DEFT MOVES AT THE UN
The United Nations is becoming a powerful amplifier of the Chinese worldview. Unlike Russia, which comports itself with a swagger – enjoying its ability to overtly frustrate US and EU plans – China tends to opt for a conciliatory posture. It is prepared to veto things when it has to, but it prefers to hide behind others, and block things without getting the blame. In the run-up to the Iraq War, although China opposed military action, it allowed France, Germany and Russia to lead the international opposition to it. In 2005 when there was a debate about enlarging the United Nations Security Council, China encouraged African countries to demand their own seat with a veto which effectively killed off Japan’s bid for a permanent Security Council seat. Equally, Beijing has been willing to allow the Organization of Islamic States to take the lead in weakening the new Human Rights Council. This subtle diplomacy has been devastatingly effective – contributing to a massive fall in US influence: in 1995 the USA won 50.6 percent of the votes in the United Nations general assembly; by 2006, the figure had fallen to just 23.6 percent. On human rights, the results are even more dramatic: China’s win-rate has rocketed from 43 percent to 82 percent, while the USA’s has tumbled from 57 per cent to 22 percent. The New York Times’ UN correspondent James Traub has detected a paradigm shift in the United Nations’ operations: "it’s a truism that the Security Council can function only insofar as the United States lets it. The adage may soon be applied to China as well." Traub may be right.
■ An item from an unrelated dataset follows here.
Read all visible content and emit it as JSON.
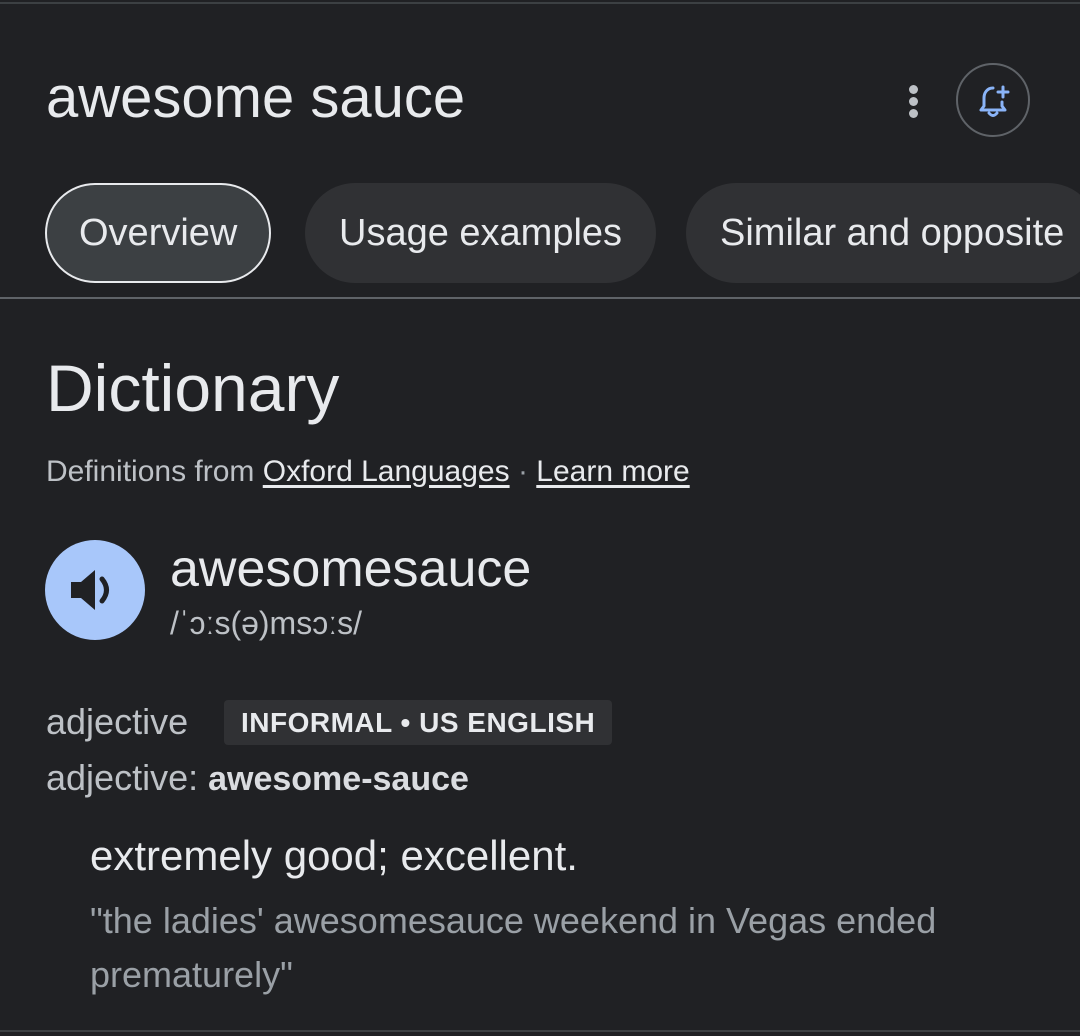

China’s capacity to influence the United Nations is increasing, and soon we may be complaining about Chinese behavior on big policy issues, rather than saying "if only the USA would act differently."